​Job cuts shock at UHI Stornoway campus

A meeting was held at the Stornoway campus last week.A meeting was held at the Stornoway campus last week.
A meeting was held at the Stornoway campus last week.
​Staff at the UHI centre in Stornoway have been left reeling after being told that a number of them face losing their jobs under a cost-cutting drive by managers.

The shock revelation, which came in a meeting between managers and staff last week, comes just a few months after Lews Castle College was formally merged with a number of other UHI centres – North Highland (Thurso) and West Highland (Fort William) – to form UHI North, West and Hebrides.

At the time the merger plan was described as a step forward that would “better meet the needs of its local communities, enhance the student experience, provide equity of opportunity, and drive economic growth in the region”.

Hide Ad
Hide Ad

Senior managers of the new, merged institution told staff in a meeting last week that £1.4 million of savings are required over the next few months. There is no official figure at this stage as to what that will mean in terms of job cuts, but inside sources suggest somewhere between 30 and 50 will be required.

Speaking after last week’s meeting, a union member of the Educational Institute of Scotland and Further Education Lecturers Association, who did not wish to be named, told the Gazette: “It’s horrendous. Even if your own job is OK, you’re looking at the loss of long-term colleagues and a major cut in local services.”

After being approached by the Gazette, UHI issued a formal statement yesterday (Wednesday).

Lydia Rohmer, Principal and Chief Executive of UHI North, West and Hebrides, said: “We are working in partnership with our staff, students and trade unions to take forward the proposals we consulted on extensively in our merger business case to build our college of scale and impact, which better serves the needs of our rural and islands communities, enhances the student experience by widening access and connecting our learners, and can better respond to the once-in-a-generation economic opportunities in our region.

Hide Ad
Hide Ad

“We do not underestimate the work involved to fully realise our merger ambitions or the impact of change on our staff.

"Despite the significant challenges facing our sector, we have already made substantial progress towards becoming a more sustainable, integrated, and effective college.

"We will do all we can to support our staff throughout this restructuring process and minimise any disruption to students.”

She said that colleges and universities right across the country are operating in an extremely challenging financial environment, which has worsened since the merger process began just a few months ago, with the college sector seeing a 8.5% real term reduction in funding between 2021 and 2023, and a further 4.7 % cut for the 2024-2025 academic year.

Hide Ad
Hide Ad

Ms Rohmer added: “We remain more sustainable as a merged college and have the combined capacity, resource, and expertise to deliver and develop distinctive education, training, and research, provide a skills pipeline to meet current and future workforce needs in our region’s key growth sectors, and enhance engagement with our students, employers, and communities.

“Students are at the heart of everything we do, and we remain well placed to deliver high quality learning, teaching, and research, support our students, and play a transformative role in the lives of people who choose to live, work and study in our region.”

Staff in the Stornoway centre were already concerned over the future direction after the recent withdrawal of study provision for National Five and Higher exams.

Normally delivered in schools, it was seen as being hugely important for school leavers looking to gain qualifications for further education courses.
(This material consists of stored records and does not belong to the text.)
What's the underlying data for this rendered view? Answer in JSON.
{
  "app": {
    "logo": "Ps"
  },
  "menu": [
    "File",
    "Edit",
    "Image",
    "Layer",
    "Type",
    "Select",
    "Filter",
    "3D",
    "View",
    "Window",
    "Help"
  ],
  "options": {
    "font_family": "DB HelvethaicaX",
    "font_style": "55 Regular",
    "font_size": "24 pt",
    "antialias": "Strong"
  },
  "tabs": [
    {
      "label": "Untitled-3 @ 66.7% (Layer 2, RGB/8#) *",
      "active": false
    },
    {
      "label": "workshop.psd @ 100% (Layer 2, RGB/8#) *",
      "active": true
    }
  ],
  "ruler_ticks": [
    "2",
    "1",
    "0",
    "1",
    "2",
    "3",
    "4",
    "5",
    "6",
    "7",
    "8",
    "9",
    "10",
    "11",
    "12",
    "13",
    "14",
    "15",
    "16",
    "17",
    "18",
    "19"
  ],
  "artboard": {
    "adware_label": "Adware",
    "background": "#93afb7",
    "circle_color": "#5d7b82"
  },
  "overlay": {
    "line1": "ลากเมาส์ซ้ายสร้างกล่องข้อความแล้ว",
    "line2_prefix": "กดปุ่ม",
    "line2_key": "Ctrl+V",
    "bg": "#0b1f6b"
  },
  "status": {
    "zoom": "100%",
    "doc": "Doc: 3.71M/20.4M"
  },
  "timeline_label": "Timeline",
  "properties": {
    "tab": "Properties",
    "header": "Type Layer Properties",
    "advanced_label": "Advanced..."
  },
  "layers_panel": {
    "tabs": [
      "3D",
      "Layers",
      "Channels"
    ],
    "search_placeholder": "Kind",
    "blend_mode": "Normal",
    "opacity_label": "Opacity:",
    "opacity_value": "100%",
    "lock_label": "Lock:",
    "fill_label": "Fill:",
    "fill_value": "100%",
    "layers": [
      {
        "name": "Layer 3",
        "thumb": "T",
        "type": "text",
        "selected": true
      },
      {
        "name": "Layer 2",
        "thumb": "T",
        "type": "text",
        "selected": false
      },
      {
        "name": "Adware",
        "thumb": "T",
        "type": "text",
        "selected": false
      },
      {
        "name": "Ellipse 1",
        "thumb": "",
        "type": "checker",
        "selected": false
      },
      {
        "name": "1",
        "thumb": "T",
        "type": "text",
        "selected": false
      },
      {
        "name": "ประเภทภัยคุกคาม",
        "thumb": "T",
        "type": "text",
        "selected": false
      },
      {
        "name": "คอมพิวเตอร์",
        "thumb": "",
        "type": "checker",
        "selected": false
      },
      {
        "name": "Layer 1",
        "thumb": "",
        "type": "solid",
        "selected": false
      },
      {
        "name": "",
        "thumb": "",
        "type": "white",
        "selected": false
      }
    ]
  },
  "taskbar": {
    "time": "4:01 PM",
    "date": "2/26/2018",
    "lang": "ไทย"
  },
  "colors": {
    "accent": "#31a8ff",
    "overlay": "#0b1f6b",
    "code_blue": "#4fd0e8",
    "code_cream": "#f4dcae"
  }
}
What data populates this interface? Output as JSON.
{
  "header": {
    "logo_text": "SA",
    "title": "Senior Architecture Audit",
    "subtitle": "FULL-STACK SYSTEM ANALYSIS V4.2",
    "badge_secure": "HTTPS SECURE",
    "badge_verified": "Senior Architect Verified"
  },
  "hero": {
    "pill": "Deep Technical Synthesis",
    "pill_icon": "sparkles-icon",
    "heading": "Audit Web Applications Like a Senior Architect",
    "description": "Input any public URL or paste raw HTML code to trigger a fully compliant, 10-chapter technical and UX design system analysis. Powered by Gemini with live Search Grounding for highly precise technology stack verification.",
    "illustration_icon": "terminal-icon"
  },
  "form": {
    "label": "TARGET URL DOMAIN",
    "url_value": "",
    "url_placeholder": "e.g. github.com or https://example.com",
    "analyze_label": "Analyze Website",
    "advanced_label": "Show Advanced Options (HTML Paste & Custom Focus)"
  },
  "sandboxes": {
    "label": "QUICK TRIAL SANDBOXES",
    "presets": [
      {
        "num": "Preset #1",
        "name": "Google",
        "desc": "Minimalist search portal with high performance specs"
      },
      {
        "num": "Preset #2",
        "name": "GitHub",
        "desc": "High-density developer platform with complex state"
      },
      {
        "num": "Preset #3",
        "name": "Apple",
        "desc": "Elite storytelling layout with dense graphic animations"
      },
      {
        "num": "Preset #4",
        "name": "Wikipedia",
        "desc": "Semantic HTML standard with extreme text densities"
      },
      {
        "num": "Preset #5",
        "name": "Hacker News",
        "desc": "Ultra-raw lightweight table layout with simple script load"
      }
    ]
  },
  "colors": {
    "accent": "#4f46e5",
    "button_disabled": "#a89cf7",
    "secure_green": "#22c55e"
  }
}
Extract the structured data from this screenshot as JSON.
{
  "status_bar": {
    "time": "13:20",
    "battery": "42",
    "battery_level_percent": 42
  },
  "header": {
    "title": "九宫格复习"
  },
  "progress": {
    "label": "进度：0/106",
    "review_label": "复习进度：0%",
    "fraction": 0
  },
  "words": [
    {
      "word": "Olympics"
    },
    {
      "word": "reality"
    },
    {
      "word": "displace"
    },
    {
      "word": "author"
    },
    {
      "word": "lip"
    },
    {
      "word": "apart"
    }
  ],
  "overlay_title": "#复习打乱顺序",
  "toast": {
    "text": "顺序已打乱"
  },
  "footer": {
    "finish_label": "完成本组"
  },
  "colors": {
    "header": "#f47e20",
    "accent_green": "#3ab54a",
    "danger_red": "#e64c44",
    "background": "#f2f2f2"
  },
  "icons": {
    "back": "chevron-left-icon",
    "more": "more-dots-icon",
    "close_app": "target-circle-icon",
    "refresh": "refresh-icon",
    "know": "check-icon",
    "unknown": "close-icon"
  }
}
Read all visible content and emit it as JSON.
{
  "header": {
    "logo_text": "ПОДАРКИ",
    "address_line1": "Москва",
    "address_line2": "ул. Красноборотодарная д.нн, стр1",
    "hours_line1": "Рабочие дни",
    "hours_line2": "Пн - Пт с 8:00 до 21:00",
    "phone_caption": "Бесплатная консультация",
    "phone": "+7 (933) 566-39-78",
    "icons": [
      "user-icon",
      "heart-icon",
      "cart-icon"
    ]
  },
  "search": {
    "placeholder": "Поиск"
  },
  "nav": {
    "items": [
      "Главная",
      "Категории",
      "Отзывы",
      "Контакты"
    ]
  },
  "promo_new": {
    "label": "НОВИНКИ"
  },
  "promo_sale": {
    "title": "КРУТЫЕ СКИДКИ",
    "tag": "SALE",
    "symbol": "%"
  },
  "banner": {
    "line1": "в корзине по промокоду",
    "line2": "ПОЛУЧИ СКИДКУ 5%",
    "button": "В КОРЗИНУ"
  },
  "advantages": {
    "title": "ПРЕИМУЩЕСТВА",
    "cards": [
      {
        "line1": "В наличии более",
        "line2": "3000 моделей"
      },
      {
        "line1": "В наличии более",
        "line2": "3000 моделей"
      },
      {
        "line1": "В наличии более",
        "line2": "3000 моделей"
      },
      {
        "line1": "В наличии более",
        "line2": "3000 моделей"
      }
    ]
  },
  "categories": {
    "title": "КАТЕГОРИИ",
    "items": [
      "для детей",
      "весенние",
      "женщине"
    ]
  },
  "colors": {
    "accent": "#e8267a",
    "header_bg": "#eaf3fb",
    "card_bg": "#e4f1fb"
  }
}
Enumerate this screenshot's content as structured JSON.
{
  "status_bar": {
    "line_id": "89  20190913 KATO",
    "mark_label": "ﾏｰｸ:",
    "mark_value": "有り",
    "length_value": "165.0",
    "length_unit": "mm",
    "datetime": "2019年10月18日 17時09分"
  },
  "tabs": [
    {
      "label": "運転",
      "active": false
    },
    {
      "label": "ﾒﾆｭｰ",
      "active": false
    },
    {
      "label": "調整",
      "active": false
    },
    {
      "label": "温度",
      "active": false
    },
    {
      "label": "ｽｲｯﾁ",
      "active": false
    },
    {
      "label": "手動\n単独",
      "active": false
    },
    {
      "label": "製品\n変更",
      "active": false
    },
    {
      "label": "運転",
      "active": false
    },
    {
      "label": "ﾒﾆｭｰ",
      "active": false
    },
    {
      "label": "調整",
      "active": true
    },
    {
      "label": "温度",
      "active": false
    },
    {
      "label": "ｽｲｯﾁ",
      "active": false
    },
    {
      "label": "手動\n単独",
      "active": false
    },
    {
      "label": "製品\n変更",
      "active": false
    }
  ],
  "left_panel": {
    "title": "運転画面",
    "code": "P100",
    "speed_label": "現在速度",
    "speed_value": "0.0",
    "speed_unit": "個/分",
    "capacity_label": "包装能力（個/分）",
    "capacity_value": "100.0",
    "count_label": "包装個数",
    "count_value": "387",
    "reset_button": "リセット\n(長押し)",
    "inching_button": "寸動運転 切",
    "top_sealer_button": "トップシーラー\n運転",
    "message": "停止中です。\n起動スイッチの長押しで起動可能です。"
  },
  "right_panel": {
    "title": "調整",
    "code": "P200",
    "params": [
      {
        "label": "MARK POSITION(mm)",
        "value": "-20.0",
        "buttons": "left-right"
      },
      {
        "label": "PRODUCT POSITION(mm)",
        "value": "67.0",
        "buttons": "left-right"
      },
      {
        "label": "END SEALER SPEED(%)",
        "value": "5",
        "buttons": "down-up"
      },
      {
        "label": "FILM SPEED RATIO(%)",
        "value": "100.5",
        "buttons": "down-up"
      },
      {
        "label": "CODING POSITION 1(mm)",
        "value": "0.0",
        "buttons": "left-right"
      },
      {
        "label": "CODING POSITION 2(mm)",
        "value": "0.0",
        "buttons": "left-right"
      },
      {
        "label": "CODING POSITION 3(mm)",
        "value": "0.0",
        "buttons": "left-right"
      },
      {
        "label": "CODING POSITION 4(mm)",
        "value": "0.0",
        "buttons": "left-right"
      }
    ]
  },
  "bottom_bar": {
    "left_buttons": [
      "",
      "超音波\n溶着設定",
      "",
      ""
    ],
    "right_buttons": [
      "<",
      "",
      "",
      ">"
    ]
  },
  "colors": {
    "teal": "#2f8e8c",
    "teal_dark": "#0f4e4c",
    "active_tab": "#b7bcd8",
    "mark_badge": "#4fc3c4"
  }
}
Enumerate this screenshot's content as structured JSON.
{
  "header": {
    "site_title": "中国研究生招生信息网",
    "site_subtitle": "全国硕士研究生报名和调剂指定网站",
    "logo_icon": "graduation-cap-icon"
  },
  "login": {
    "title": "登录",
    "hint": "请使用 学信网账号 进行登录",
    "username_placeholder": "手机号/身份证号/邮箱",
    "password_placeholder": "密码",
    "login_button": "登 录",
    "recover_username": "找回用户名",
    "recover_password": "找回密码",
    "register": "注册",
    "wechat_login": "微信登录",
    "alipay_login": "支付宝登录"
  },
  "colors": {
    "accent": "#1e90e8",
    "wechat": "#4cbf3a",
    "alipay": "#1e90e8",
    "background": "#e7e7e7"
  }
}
That provision is still available online, but without in-person classroom back-up there is concern over its overall effectiveness.

Hide Ad
Hide Ad

The merger plan was sanctioned by the Scottish Government back in August and officially launched in September, with a visit to Stornoway by the then education secretary Graeme Day.

At the time it was argued that the move will see all three of the individual institutions “become more sustainable at a time when colleges are being challenged to do more with less in a difficult financial environment.”

All of the respective boards, including Lews Castle College, as it was previously known, approved the move.

There is further concern over the lack of island representation on the board of directors of the new merged institution.

Hide Ad
Hide Ad

In their formal statement yeterday, UHI said the college has already achieved £1.9 million annualised savings this year and is “working with its trade unions and staff to reduce costs by a further £1.4 million through the restructure”.

It said that they are “aiming to achieve these savings through vacancy management, a voluntary severance scheme and non-staff savings, in line with Fair Work principles”.